Witness for the Prosecution

Come now, Sir Wilfrid,
you must not think of it.

You must get ready for sleep,
think beautiful thoughts.

Now, let's get undressed. Put these on,
tops and bottoms, while I make your bed.

After your rest
we'll have a nice cup of cocoa.

Then perhaps
we'll have a walk around the square.

You know, I feel sorry
for that nice Mr Vole.

And not just because he was arrested,
but that wife of his. She must be German.

That's what happens when we let our
boys cross the Channel. They go crazy.

The government should do something
about foreign wives. Like an embargo.

How else can we take care of our own
surplus. Don't you agree, Sir Wilfrid?

All right. Hop in!
Sir Wilfrid?
Sir Wilfrid!
Come back!
Yes, of course I knew that Leonard had
been seeing Mrs French quite frequently.

Go on.
I knew when he came home with a pair
of green socks she'd knitted for him.

That's quite natural.
I'm sure a jury will find it endearing.

Leonard can be very endearing.
He hates that particular shade of green

and the socks were two sizes too large,
but he wore them just the same
to give her pleasure.

Leonard has a way with women.
I only hope he has an all-woman jury.
They will carry him from court in triumph.

A simple acquittal will do. Now, you know
Mrs French left your husband money?

Yes. A lot of money.
Of course, your husband had
no previous knowledge of this bequest?

Is that what he told you?
Surely you're not suggesting different?
Oh, no, no. I do not suggest anything.
Clearly, she had come to look upon your
husband as a son or favourite nephew.

You think Mrs French looked
upon Leonard as a son?

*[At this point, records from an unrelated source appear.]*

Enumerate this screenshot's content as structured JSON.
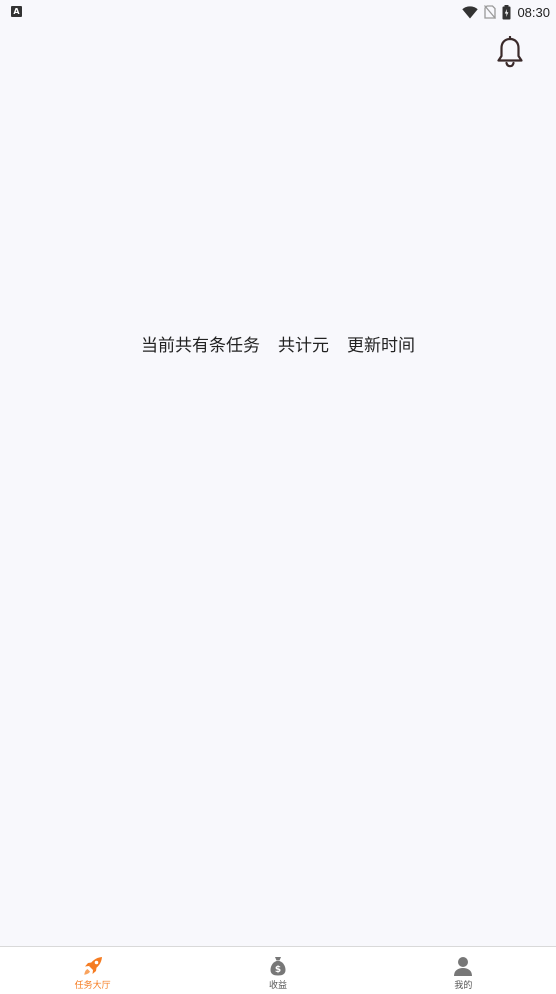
{
  "status_bar": {
    "time": "08:30",
    "left_icon": "A"
  },
  "header": {
    "notification_icon": "bell-icon"
  },
  "summary": {
    "task_count_text": "当前共有条任务",
    "total_amount_text": "共计元",
    "update_time_text": "更新时间"
  },
  "bottom_nav": {
    "items": [
      {
        "label": "任务大厅",
        "icon": "rocket-icon",
        "active": true
      },
      {
        "label": "收益",
        "icon": "money-bag-icon",
        "active": false
      },
      {
        "label": "我的",
        "icon": "user-icon",
        "active": false
      }
    ]
  },
  "colors": {
    "accent": "#f57c22",
    "background": "#f8f8fc",
    "nav_inactive": "#777777"
  }
}
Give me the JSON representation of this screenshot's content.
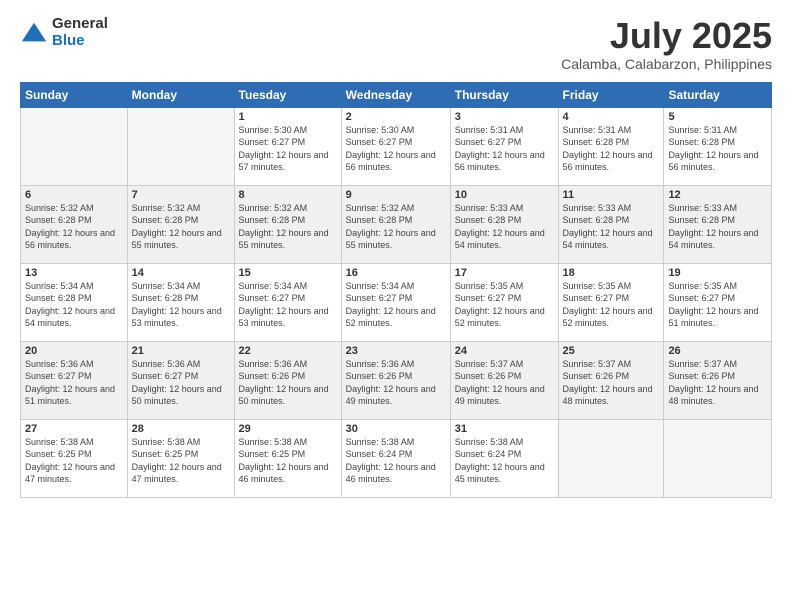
{
  "logo": {
    "general": "General",
    "blue": "Blue"
  },
  "title": "July 2025",
  "subtitle": "Calamba, Calabarzon, Philippines",
  "days_header": [
    "Sunday",
    "Monday",
    "Tuesday",
    "Wednesday",
    "Thursday",
    "Friday",
    "Saturday"
  ],
  "weeks": [
    [
      {
        "day": "",
        "empty": true
      },
      {
        "day": "",
        "empty": true
      },
      {
        "day": "1",
        "sunrise": "Sunrise: 5:30 AM",
        "sunset": "Sunset: 6:27 PM",
        "daylight": "Daylight: 12 hours and 57 minutes."
      },
      {
        "day": "2",
        "sunrise": "Sunrise: 5:30 AM",
        "sunset": "Sunset: 6:27 PM",
        "daylight": "Daylight: 12 hours and 56 minutes."
      },
      {
        "day": "3",
        "sunrise": "Sunrise: 5:31 AM",
        "sunset": "Sunset: 6:27 PM",
        "daylight": "Daylight: 12 hours and 56 minutes."
      },
      {
        "day": "4",
        "sunrise": "Sunrise: 5:31 AM",
        "sunset": "Sunset: 6:28 PM",
        "daylight": "Daylight: 12 hours and 56 minutes."
      },
      {
        "day": "5",
        "sunrise": "Sunrise: 5:31 AM",
        "sunset": "Sunset: 6:28 PM",
        "daylight": "Daylight: 12 hours and 56 minutes."
      }
    ],
    [
      {
        "day": "6",
        "sunrise": "Sunrise: 5:32 AM",
        "sunset": "Sunset: 6:28 PM",
        "daylight": "Daylight: 12 hours and 56 minutes."
      },
      {
        "day": "7",
        "sunrise": "Sunrise: 5:32 AM",
        "sunset": "Sunset: 6:28 PM",
        "daylight": "Daylight: 12 hours and 55 minutes."
      },
      {
        "day": "8",
        "sunrise": "Sunrise: 5:32 AM",
        "sunset": "Sunset: 6:28 PM",
        "daylight": "Daylight: 12 hours and 55 minutes."
      },
      {
        "day": "9",
        "sunrise": "Sunrise: 5:32 AM",
        "sunset": "Sunset: 6:28 PM",
        "daylight": "Daylight: 12 hours and 55 minutes."
      },
      {
        "day": "10",
        "sunrise": "Sunrise: 5:33 AM",
        "sunset": "Sunset: 6:28 PM",
        "daylight": "Daylight: 12 hours and 54 minutes."
      },
      {
        "day": "11",
        "sunrise": "Sunrise: 5:33 AM",
        "sunset": "Sunset: 6:28 PM",
        "daylight": "Daylight: 12 hours and 54 minutes."
      },
      {
        "day": "12",
        "sunrise": "Sunrise: 5:33 AM",
        "sunset": "Sunset: 6:28 PM",
        "daylight": "Daylight: 12 hours and 54 minutes."
      }
    ],
    [
      {
        "day": "13",
        "sunrise": "Sunrise: 5:34 AM",
        "sunset": "Sunset: 6:28 PM",
        "daylight": "Daylight: 12 hours and 54 minutes."
      },
      {
        "day": "14",
        "sunrise": "Sunrise: 5:34 AM",
        "sunset": "Sunset: 6:28 PM",
        "daylight": "Daylight: 12 hours and 53 minutes."
      },
      {
        "day": "15",
        "sunrise": "Sunrise: 5:34 AM",
        "sunset": "Sunset: 6:27 PM",
        "daylight": "Daylight: 12 hours and 53 minutes."
      },
      {
        "day": "16",
        "sunrise": "Sunrise: 5:34 AM",
        "sunset": "Sunset: 6:27 PM",
        "daylight": "Daylight: 12 hours and 52 minutes."
      },
      {
        "day": "17",
        "sunrise": "Sunrise: 5:35 AM",
        "sunset": "Sunset: 6:27 PM",
        "daylight": "Daylight: 12 hours and 52 minutes."
      },
      {
        "day": "18",
        "sunrise": "Sunrise: 5:35 AM",
        "sunset": "Sunset: 6:27 PM",
        "daylight": "Daylight: 12 hours and 52 minutes."
      },
      {
        "day": "19",
        "sunrise": "Sunrise: 5:35 AM",
        "sunset": "Sunset: 6:27 PM",
        "daylight": "Daylight: 12 hours and 51 minutes."
      }
    ],
    [
      {
        "day": "20",
        "sunrise": "Sunrise: 5:36 AM",
        "sunset": "Sunset: 6:27 PM",
        "daylight": "Daylight: 12 hours and 51 minutes."
      },
      {
        "day": "21",
        "sunrise": "Sunrise: 5:36 AM",
        "sunset": "Sunset: 6:27 PM",
        "daylight": "Daylight: 12 hours and 50 minutes."
      },
      {
        "day": "22",
        "sunrise": "Sunrise: 5:36 AM",
        "sunset": "Sunset: 6:26 PM",
        "daylight": "Daylight: 12 hours and 50 minutes."
      },
      {
        "day": "23",
        "sunrise": "Sunrise: 5:36 AM",
        "sunset": "Sunset: 6:26 PM",
        "daylight": "Daylight: 12 hours and 49 minutes."
      },
      {
        "day": "24",
        "sunrise": "Sunrise: 5:37 AM",
        "sunset": "Sunset: 6:26 PM",
        "daylight": "Daylight: 12 hours and 49 minutes."
      },
      {
        "day": "25",
        "sunrise": "Sunrise: 5:37 AM",
        "sunset": "Sunset: 6:26 PM",
        "daylight": "Daylight: 12 hours and 48 minutes."
      },
      {
        "day": "26",
        "sunrise": "Sunrise: 5:37 AM",
        "sunset": "Sunset: 6:26 PM",
        "daylight": "Daylight: 12 hours and 48 minutes."
      }
    ],
    [
      {
        "day": "27",
        "sunrise": "Sunrise: 5:38 AM",
        "sunset": "Sunset: 6:25 PM",
        "daylight": "Daylight: 12 hours and 47 minutes."
      },
      {
        "day": "28",
        "sunrise": "Sunrise: 5:38 AM",
        "sunset": "Sunset: 6:25 PM",
        "daylight": "Daylight: 12 hours and 47 minutes."
      },
      {
        "day": "29",
        "sunrise": "Sunrise: 5:38 AM",
        "sunset": "Sunset: 6:25 PM",
        "daylight": "Daylight: 12 hours and 46 minutes."
      },
      {
        "day": "30",
        "sunrise": "Sunrise: 5:38 AM",
        "sunset": "Sunset: 6:24 PM",
        "daylight": "Daylight: 12 hours and 46 minutes."
      },
      {
        "day": "31",
        "sunrise": "Sunrise: 5:38 AM",
        "sunset": "Sunset: 6:24 PM",
        "daylight": "Daylight: 12 hours and 45 minutes."
      },
      {
        "day": "",
        "empty": true
      },
      {
        "day": "",
        "empty": true
      }
    ]
  ]
}
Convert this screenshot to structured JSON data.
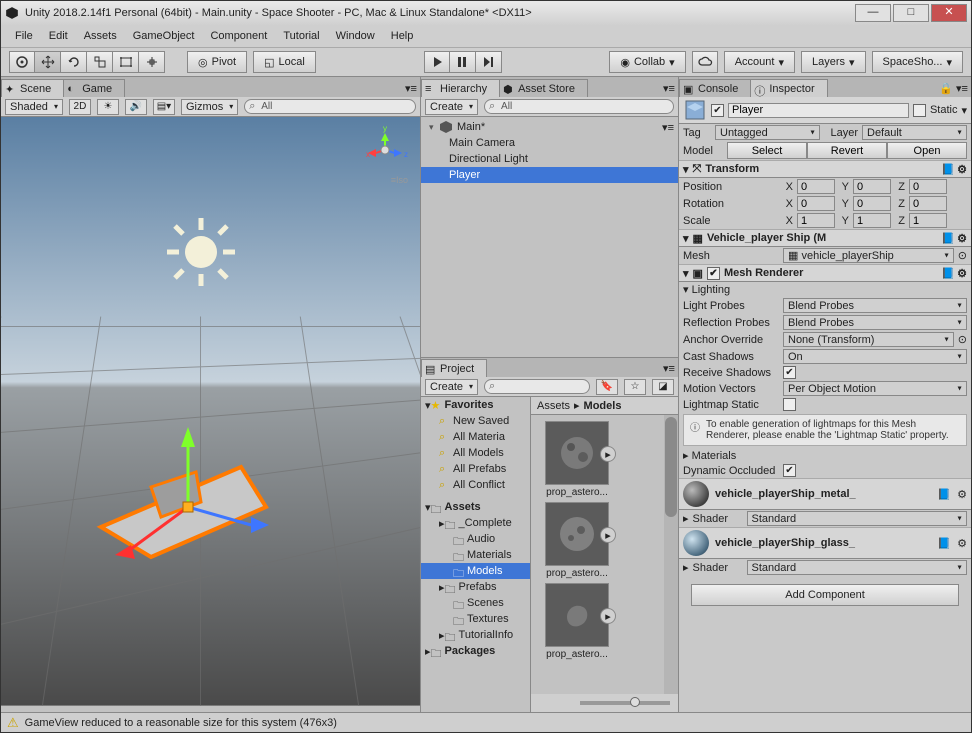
{
  "window": {
    "title": "Unity 2018.2.14f1 Personal (64bit) - Main.unity - Space Shooter - PC, Mac & Linux Standalone* <DX11>"
  },
  "menu": [
    "File",
    "Edit",
    "Assets",
    "GameObject",
    "Component",
    "Tutorial",
    "Window",
    "Help"
  ],
  "toolbar": {
    "pivot": "Pivot",
    "local": "Local",
    "collab": "Collab",
    "account": "Account",
    "layers": "Layers",
    "layout": "SpaceSho..."
  },
  "scene_tab": "Scene",
  "game_tab": "Game",
  "scene_toolbar": {
    "shaded": "Shaded",
    "mode2d": "2D",
    "gizmos": "Gizmos",
    "search": "All"
  },
  "scene_view": {
    "iso_label": "≡Iso"
  },
  "hierarchy": {
    "tab": "Hierarchy",
    "asset_store_tab": "Asset Store",
    "create": "Create",
    "search": "All",
    "root": "Main*",
    "children": [
      "Main Camera",
      "Directional Light",
      "Player"
    ],
    "selected_index": 2
  },
  "project": {
    "tab": "Project",
    "create": "Create",
    "favorites_label": "Favorites",
    "favorites": [
      "New Saved",
      "All Materia",
      "All Models",
      "All Prefabs",
      "All Conflict"
    ],
    "assets_label": "Assets",
    "packages_label": "Packages",
    "assets_folders": [
      "_Complete",
      "Audio",
      "Materials",
      "Models",
      "Prefabs",
      "Scenes",
      "Textures",
      "TutorialInfo"
    ],
    "selected_folder_index": 3,
    "breadcrumb": [
      "Assets",
      "Models"
    ],
    "items": [
      "prop_astero...",
      "prop_astero...",
      "prop_astero..."
    ]
  },
  "inspector": {
    "tab": "Inspector",
    "console_tab": "Console",
    "object_name": "Player",
    "static_label": "Static",
    "tag_label": "Tag",
    "tag_value": "Untagged",
    "layer_label": "Layer",
    "layer_value": "Default",
    "model_label": "Model",
    "select_btn": "Select",
    "revert_btn": "Revert",
    "open_btn": "Open",
    "transform": {
      "title": "Transform",
      "position_label": "Position",
      "rotation_label": "Rotation",
      "scale_label": "Scale",
      "pos": {
        "x": "0",
        "y": "0",
        "z": "0"
      },
      "rot": {
        "x": "0",
        "y": "0",
        "z": "0"
      },
      "scale": {
        "x": "1",
        "y": "1",
        "z": "1"
      }
    },
    "meshfilter": {
      "title": "Vehicle_player Ship (M",
      "mesh_label": "Mesh",
      "mesh_value": "vehicle_playerShip"
    },
    "renderer": {
      "title": "Mesh Renderer",
      "lighting": "Lighting",
      "light_probes_label": "Light Probes",
      "light_probes": "Blend Probes",
      "reflection_probes_label": "Reflection Probes",
      "reflection_probes": "Blend Probes",
      "anchor_override_label": "Anchor Override",
      "anchor_override": "None (Transform)",
      "cast_shadows_label": "Cast Shadows",
      "cast_shadows": "On",
      "receive_shadows_label": "Receive Shadows",
      "motion_vectors_label": "Motion Vectors",
      "motion_vectors": "Per Object Motion",
      "lightmap_static_label": "Lightmap Static",
      "help_text": "To enable generation of lightmaps for this Mesh Renderer, please enable the 'Lightmap Static' property.",
      "materials_label": "Materials",
      "dynamic_occluded_label": "Dynamic Occluded"
    },
    "materials": [
      {
        "name": "vehicle_playerShip_metal_",
        "shader_label": "Shader",
        "shader": "Standard"
      },
      {
        "name": "vehicle_playerShip_glass_",
        "shader_label": "Shader",
        "shader": "Standard"
      }
    ],
    "add_component": "Add Component"
  },
  "status": {
    "icon": "⚠",
    "text": "GameView reduced to a reasonable size for this system (476x3)"
  }
}
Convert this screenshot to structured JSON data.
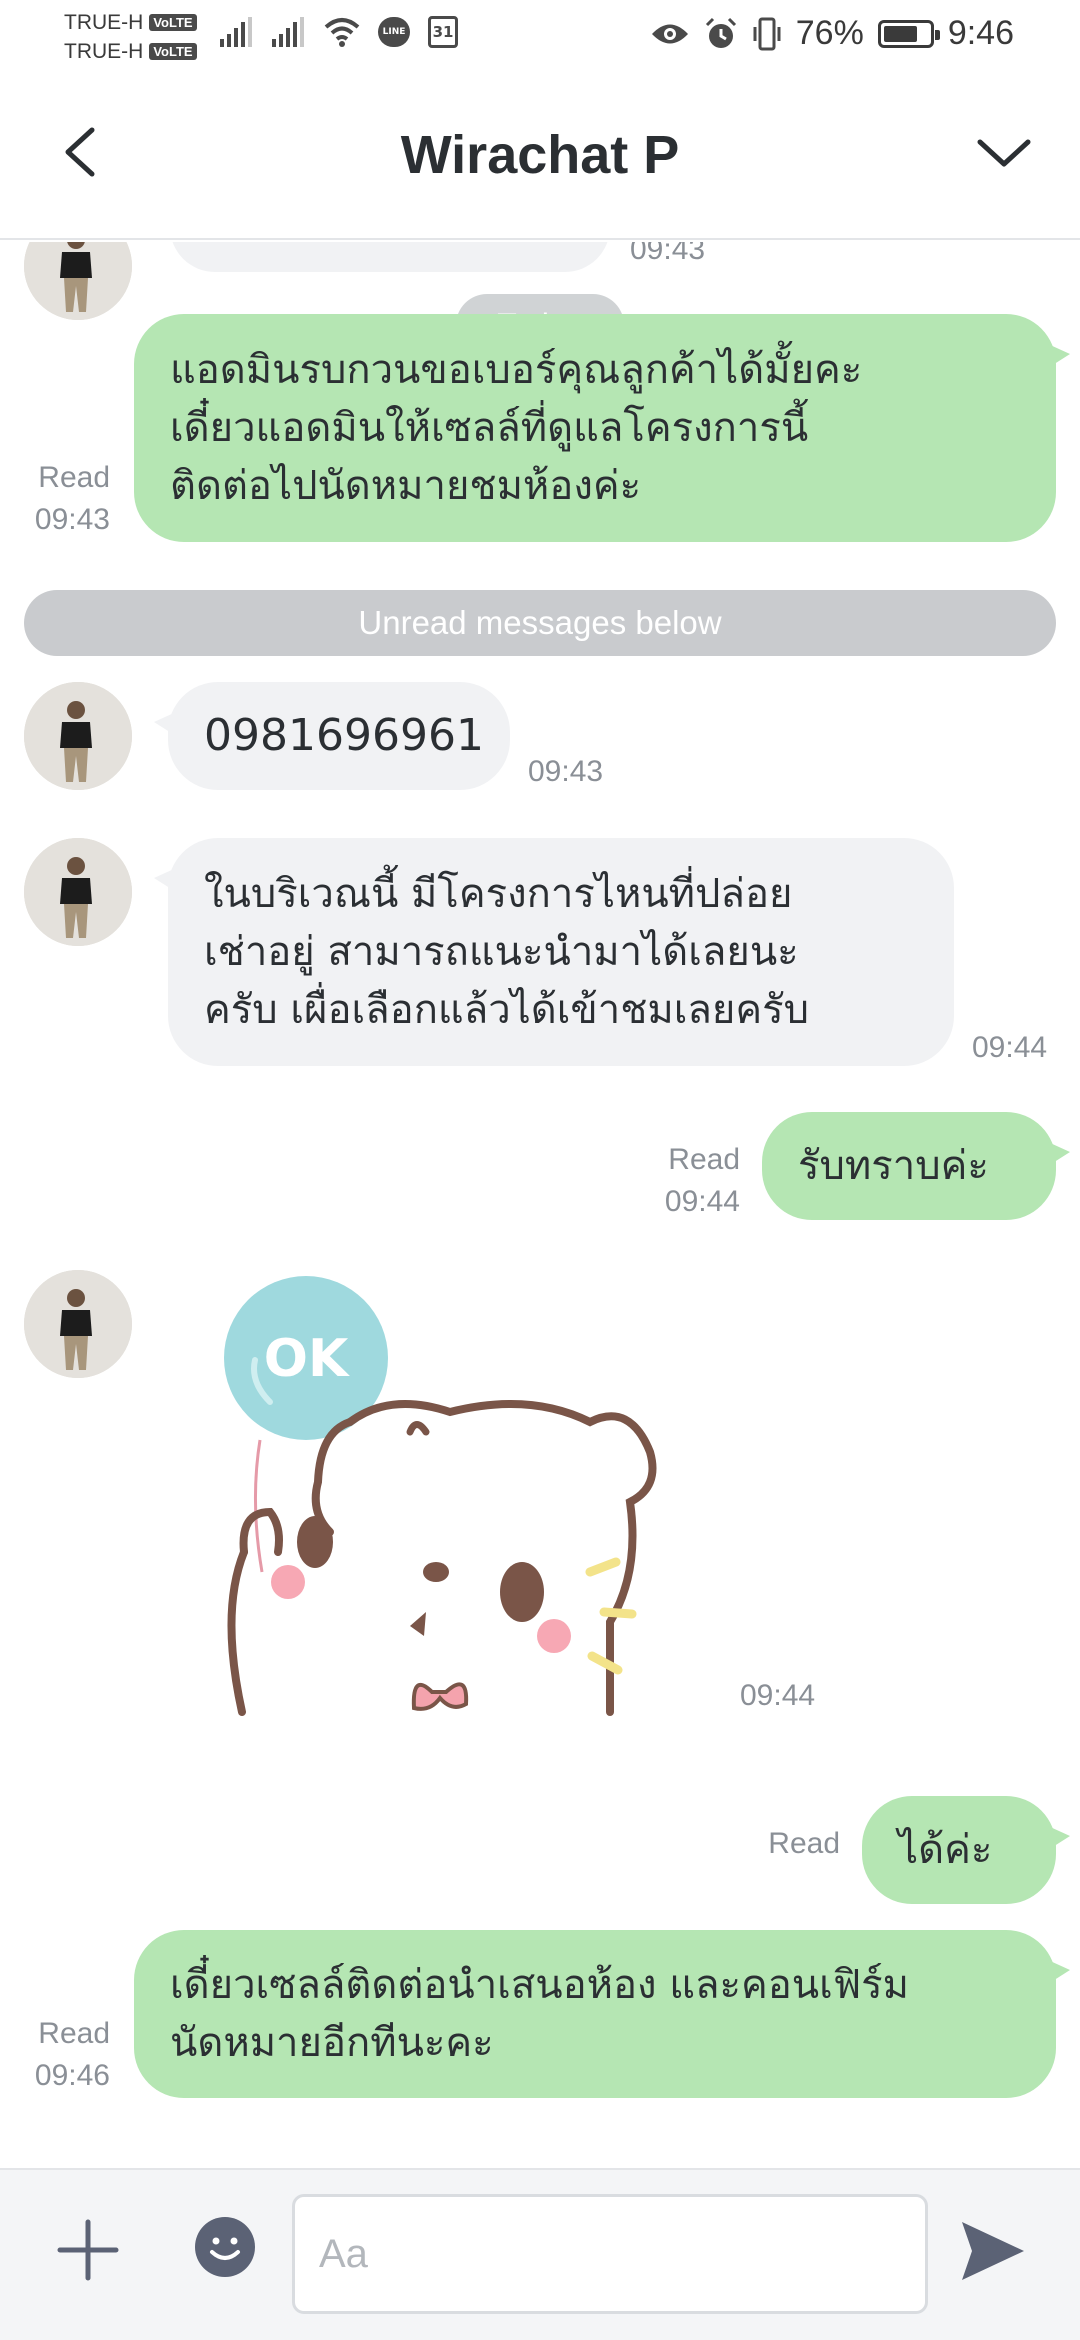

Or a nephew?

I do. An entirely natural
and understandable relationship.

What hypocrites you are in this country.